“Doe says that two days before the second anniversary of Gemmel Moore’s death on July 24, he was at Starbucks on Sunset and La Brea in Hollywood when he received a call from Ed Buck,” Cannick writes.
“ ‘Buck sounded worried,’ Doe said. ‘Buck told me that his lawyer Seymour Amster called him and said that there was a rumor that he was going to be arrested and he needed to get out of the house and out of the state and go.’
“And go they did, according to Joe hiding in various motels in L.A. County.
“On Monday, July 29, Doe says Buck decided to go home after he searched Google and found out that there was only a vigil Saturday (in front of Buck’s apartment building).
“ ’He called Seymour and told him that he wasn’t seeing any information that anyone was looking for him and that all he saw was a vigil at his apartment,’ said Doe. ‘Buck told Seymour that nothing else was going on so he was going to check-out and he was happy to be going home and that he was happy that the fourth was coming up because he was going to be on Medicare and he was going to be able to go to the doctor and get a full physical and not pay $1,400 a month for health insurance’.”

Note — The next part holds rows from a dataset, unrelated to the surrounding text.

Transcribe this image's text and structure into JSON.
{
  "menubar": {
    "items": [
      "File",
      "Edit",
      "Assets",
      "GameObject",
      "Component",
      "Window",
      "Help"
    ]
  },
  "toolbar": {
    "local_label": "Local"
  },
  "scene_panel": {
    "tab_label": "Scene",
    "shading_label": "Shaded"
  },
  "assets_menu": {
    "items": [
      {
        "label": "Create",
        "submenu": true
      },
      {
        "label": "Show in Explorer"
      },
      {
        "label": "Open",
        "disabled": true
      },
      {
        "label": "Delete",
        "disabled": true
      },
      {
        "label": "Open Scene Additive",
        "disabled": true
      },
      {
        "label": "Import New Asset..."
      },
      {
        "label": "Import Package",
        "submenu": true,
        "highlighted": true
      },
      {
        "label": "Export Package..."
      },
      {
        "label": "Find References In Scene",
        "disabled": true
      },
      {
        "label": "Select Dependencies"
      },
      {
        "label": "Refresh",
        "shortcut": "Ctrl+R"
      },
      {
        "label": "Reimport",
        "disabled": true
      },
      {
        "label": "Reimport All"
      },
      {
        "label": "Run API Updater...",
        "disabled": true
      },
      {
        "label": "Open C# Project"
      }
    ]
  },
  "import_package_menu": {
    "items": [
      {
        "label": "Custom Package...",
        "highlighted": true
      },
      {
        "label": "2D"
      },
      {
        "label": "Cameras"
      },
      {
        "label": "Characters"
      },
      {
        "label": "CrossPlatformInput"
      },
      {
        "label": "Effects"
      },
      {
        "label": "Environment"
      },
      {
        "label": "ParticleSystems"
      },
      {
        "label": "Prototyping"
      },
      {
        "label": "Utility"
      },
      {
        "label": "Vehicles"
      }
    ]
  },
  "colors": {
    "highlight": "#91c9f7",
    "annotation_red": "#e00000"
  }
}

Although she presents no evidence to support that, Cannick alleges that someone in the Los Angeles County Sheriff’s Department or the District Attorney’s Office may have leaked information about a possible arrest to Amster.
“Victim after victim has told me about how they always felt like Buck had a special relationship with the West Hollywood Sheriff’s Department,” Cannick said. “That when Buck would call the sheriffs to have them removed from his apartment they would always come running and seemed to have a friendly relationship with him.”
WEHOville has not yet received a response from Amster to the allegations published by Cannick.